If you’re not comfortable talking about your eczema and you find it difficult opening up like this, you might get defensive when your partner tries to talk to you. Try and remember that, while you may have lived with eczema for a long time, this may be completely new for them.
Naturally, there will be bumps along the way. For instance, a well-meaning partner might do some research and say, ‘Have you tried…’ and then rattle off a long list of things that you already know. This might feel a little annoying, but try to appreciate the fact they’re embracing the condition as a part of you.
Let’s get physical
If you have eczema, you are probably more in touch with your body – literally! – than many other people, as you are constantly caring for your skin. The downside of this is that instead of seeing your body as others see it, in its entirety, you may focus solely on the visible signs of your condition. So, while others might admire your smile or your shape, you might only see dry, flaky skin.
One way to overcome this is to practise looking at yourself naked in the mirror, while concentrating on all your positive features. The more you do this, the more familiar with your attributes you’ll become. And the more comfortable you are in your own body, the more comfortable your partner will feel, too, when you’re intimate with each other.
If you are concerned about what your partner will think when they run their hands over your skin, bear in mind that they might be equally anxious about hurting you, knowing how painful your eczema can be. A popular solution among couples is to apply emollient cream to each other’s bodies, as a way of getting to know what each other is comfortable with.
Physical affection is an important part of any loving relationship, but if you have a flare-up you might need to explore different ways of expressing your feelings for a while – especially if you have genital eczema (you can find factsheets for male and female eczema here). Temporarily taking sex off the agenda can reduce the pressure on you both, while still enabling you to maintain your physical connection by holding hands, hugging and kissing.

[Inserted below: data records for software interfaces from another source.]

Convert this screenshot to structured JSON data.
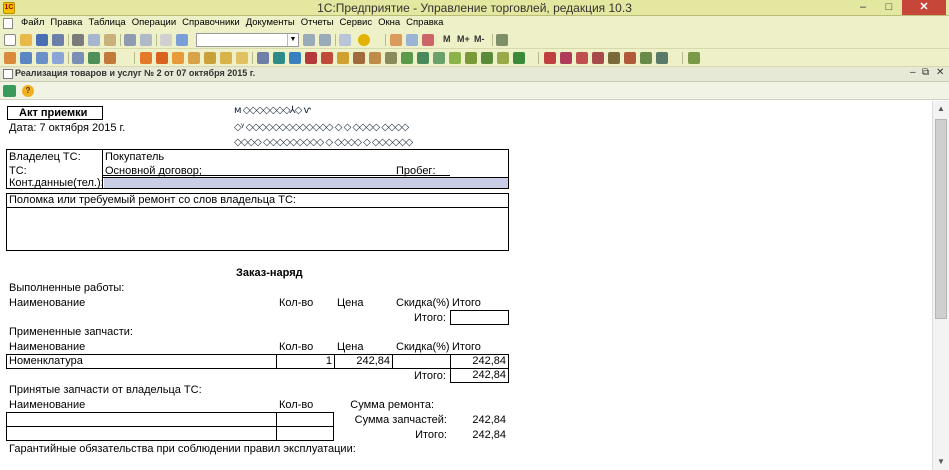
{
  "window": {
    "title": "1С:Предприятие - Управление торговлей, редакция 10.3",
    "app_icon": "1C",
    "min": "–",
    "max": "□",
    "close": "✕"
  },
  "menu": [
    "Файл",
    "Правка",
    "Таблица",
    "Операции",
    "Справочники",
    "Документы",
    "Отчеты",
    "Сервис",
    "Окна",
    "Справка"
  ],
  "toolbar": {
    "zoom_buttons": [
      "M",
      "M+",
      "M-"
    ]
  },
  "document": {
    "title": "Реализация товаров и услуг № 2 от 07 октября 2015 г.",
    "controls": {
      "minimize": "–",
      "restore": "⧉",
      "close": "✕"
    }
  },
  "form": {
    "header": "Акт приемки",
    "date": "Дата: 7 октября 2015 г.",
    "owner_label": "Владелец ТС:",
    "owner_value": "Покупатель",
    "vehicle_label": "ТС:",
    "contract_value": "Основной договор;",
    "mileage_label": "Пробег:",
    "contacts_label": "Конт.данные(тел.):",
    "defect_label": "Поломка или требуемый ремонт со слов владельца ТС:",
    "order_title": "Заказ-наряд",
    "works": {
      "title": "Выполненные работы:",
      "columns": [
        "Наименование",
        "Кол-во",
        "Цена",
        "Скидка(%)",
        "Итого"
      ],
      "total_label": "Итого:",
      "total_value": ""
    },
    "parts": {
      "title": "Примененные запчасти:",
      "columns": [
        "Наименование",
        "Кол-во",
        "Цена",
        "Скидка(%)",
        "Итого"
      ],
      "rows": [
        {
          "name": "Номенклатура",
          "qty": "1",
          "price": "242,84",
          "discount": "",
          "total": "242,84"
        }
      ],
      "total_label": "Итого:",
      "total_value": "242,84"
    },
    "accepted_parts": {
      "title": "Принятые запчасти от владельца ТС:",
      "columns": [
        "Наименование",
        "Кол-во"
      ]
    },
    "summary": {
      "repair_label": "Сумма ремонта:",
      "repair_value": "",
      "parts_label": "Сумма запчастей:",
      "parts_value": "242,84",
      "total_label": "Итого:",
      "total_value": "242,84"
    },
    "warranty": "Гарантийные обязательства при соблюдении правил эксплуатации:"
  },
  "colors": {
    "titlebar": "#e3e7a0",
    "toolbar": "#eef1c8",
    "close": "#c7463a",
    "highlight": "#c9cde6"
  }
}
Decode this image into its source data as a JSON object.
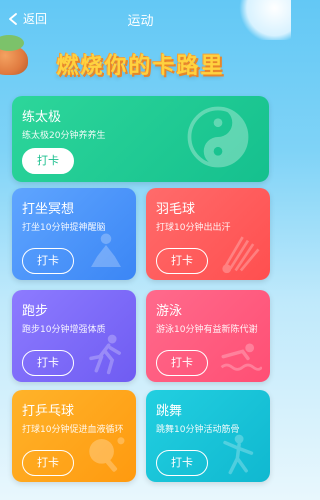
{
  "header": {
    "back_label": "返回",
    "title": "运动"
  },
  "banner": {
    "text": "燃烧你的卡路里"
  },
  "cards": [
    {
      "name": "练太极",
      "desc": "练太极20分钟养养生",
      "button": "打卡",
      "icon": "taiji-icon"
    },
    {
      "name": "打坐冥想",
      "desc": "打坐10分钟提神醒脑",
      "button": "打卡",
      "icon": "meditation-icon"
    },
    {
      "name": "羽毛球",
      "desc": "打球10分钟出出汗",
      "button": "打卡",
      "icon": "shuttlecock-icon"
    },
    {
      "name": "跑步",
      "desc": "跑步10分钟增强体质",
      "button": "打卡",
      "icon": "running-icon"
    },
    {
      "name": "游泳",
      "desc": "游泳10分钟有益新陈代谢",
      "button": "打卡",
      "icon": "swimming-icon"
    },
    {
      "name": "打乒乓球",
      "desc": "打球10分钟促进血液循环",
      "button": "打卡",
      "icon": "ping-pong-icon"
    },
    {
      "name": "跳舞",
      "desc": "跳舞10分钟活动筋骨",
      "button": "打卡",
      "icon": "dancing-icon"
    }
  ],
  "colors": {
    "taiji": "#15c08e",
    "meditation": "#3b86f5",
    "badminton": "#ff4f4f",
    "running": "#6f5cf2",
    "swimming": "#ff4f74",
    "pingpong": "#ff9a0f",
    "dancing": "#10b8d0",
    "banner": "#ffd23f"
  }
}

People are attracted to many different aspects of a potential partner: eczema is just one part of your story.
Don’t give up
All relationships are tricky at times – especially once the honeymoon period is over. If your partner cites your eczema as the main source of strain on your relationship, remember: it’s not a personal attack on you. Your partner will know you can’t control your eczema, but the condition may still generate feelings that they’re struggling to cope with and perhaps feel guilty about.

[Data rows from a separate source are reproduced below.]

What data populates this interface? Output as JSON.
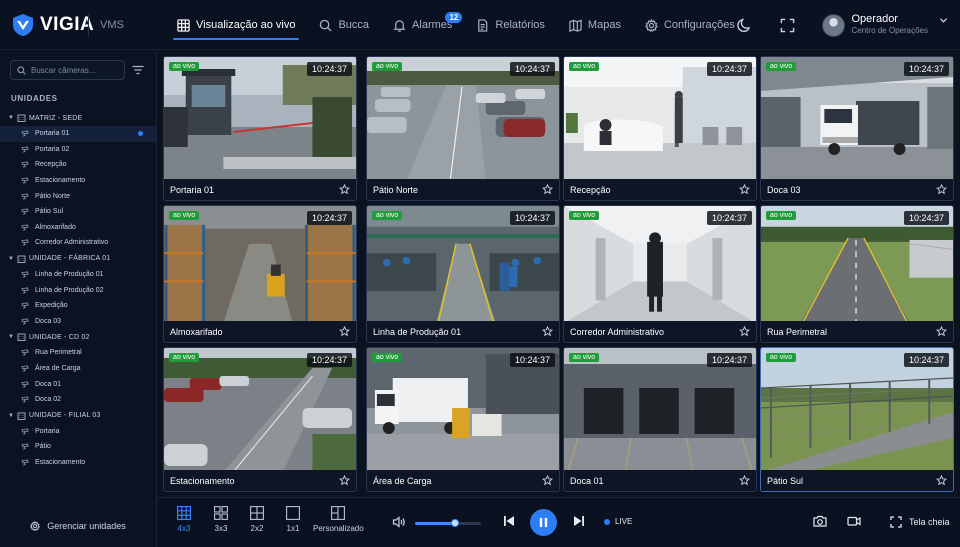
{
  "app": {
    "logo_text": "VIGIA",
    "subtitle": "VMS"
  },
  "nav": [
    {
      "label": "Visualização ao vivo",
      "icon": "grid-icon",
      "active": true
    },
    {
      "label": "Bucca",
      "icon": "search-icon"
    },
    {
      "label": "Alarmes",
      "icon": "bell-icon",
      "badge": "12"
    },
    {
      "label": "Relatórios",
      "icon": "document-icon"
    },
    {
      "label": "Mapas",
      "icon": "map-icon"
    },
    {
      "label": "Configurações",
      "icon": "gear-icon"
    }
  ],
  "user": {
    "name": "Operador",
    "role": "Centro de Operações"
  },
  "sidebar": {
    "search_placeholder": "Buscar câmeras...",
    "title": "UNIDADES",
    "groups": [
      {
        "label": "MATRIZ - SEDE",
        "cameras": [
          "Portaria 01",
          "Portaria 02",
          "Recepção",
          "Estacionamento",
          "Pátio Norte",
          "Pátio Sul",
          "Almoxarifado",
          "Corredor Administrativo"
        ]
      },
      {
        "label": "UNIDADE - FÁBRICA 01",
        "cameras": [
          "Linha de Produção 01",
          "Linha de Produção 02",
          "Expedição",
          "Doca 03"
        ]
      },
      {
        "label": "UNIDADE - CD 02",
        "cameras": [
          "Rua Perimetral",
          "Área de Carga",
          "Doca 01",
          "Doca 02"
        ]
      },
      {
        "label": "UNIDADE - FILIAL 03",
        "cameras": [
          "Portaria",
          "Pátio",
          "Estacionamento"
        ]
      }
    ],
    "manage_label": "Gerenciar unidades"
  },
  "grid": {
    "live_label": "ao vivo",
    "time": "10:24:37",
    "tiles": [
      {
        "name": "Portaria 01",
        "scene": "gate"
      },
      {
        "name": "Pátio Norte",
        "scene": "parking"
      },
      {
        "name": "Recepção",
        "scene": "lobby"
      },
      {
        "name": "Doca 03",
        "scene": "truck"
      },
      {
        "name": "Almoxarifado",
        "scene": "warehouse"
      },
      {
        "name": "Linha de Produção 01",
        "scene": "factory"
      },
      {
        "name": "Corredor Administrativo",
        "scene": "corridor"
      },
      {
        "name": "Rua Perimetral",
        "scene": "road"
      },
      {
        "name": "Estacionamento",
        "scene": "lot"
      },
      {
        "name": "Área de Carga",
        "scene": "cargo"
      },
      {
        "name": "Doca 01",
        "scene": "docks"
      },
      {
        "name": "Pátio Sul",
        "scene": "fence"
      }
    ]
  },
  "bottom": {
    "layouts": [
      "4x3",
      "3x3",
      "2x2",
      "1x1",
      "Personalizado"
    ],
    "volume": 0.6,
    "live_label": "LIVE",
    "fullscreen_label": "Tela cheia"
  }
}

For example, if you’re going through a particularly horrendous flare-up, they might feel more like your carer than your romantic partner. They may feel overwhelmed or frustrated that they can’t do what they want, even though they don’t have eczema themselves. Equally, you might resent the fact that they don’t have to plan their life around a long-term health condition!
If this happens, take a breath and remember what attracted you to each other in the first place. A good first step is to admit that eczema has temporarily taken over your relationship and that you need to reel it back in. Sharing how you’re both feeling is a good start. After a rough patch, try to negotiate what you need from each other going forward, to prevent the same thing happening further down the line.
Living with eczema can be isolating, both for you and your partner, so make sure you both have strong support systems in place. Friends and family can offer vital perspective, a shoulder to cry on and some much-needed fun.
If you find you’re struggling to move forward but are both still heavily invested in the relationship, counselling can help you to see a path through your current difficulties and to come out from under the shadow of eczema.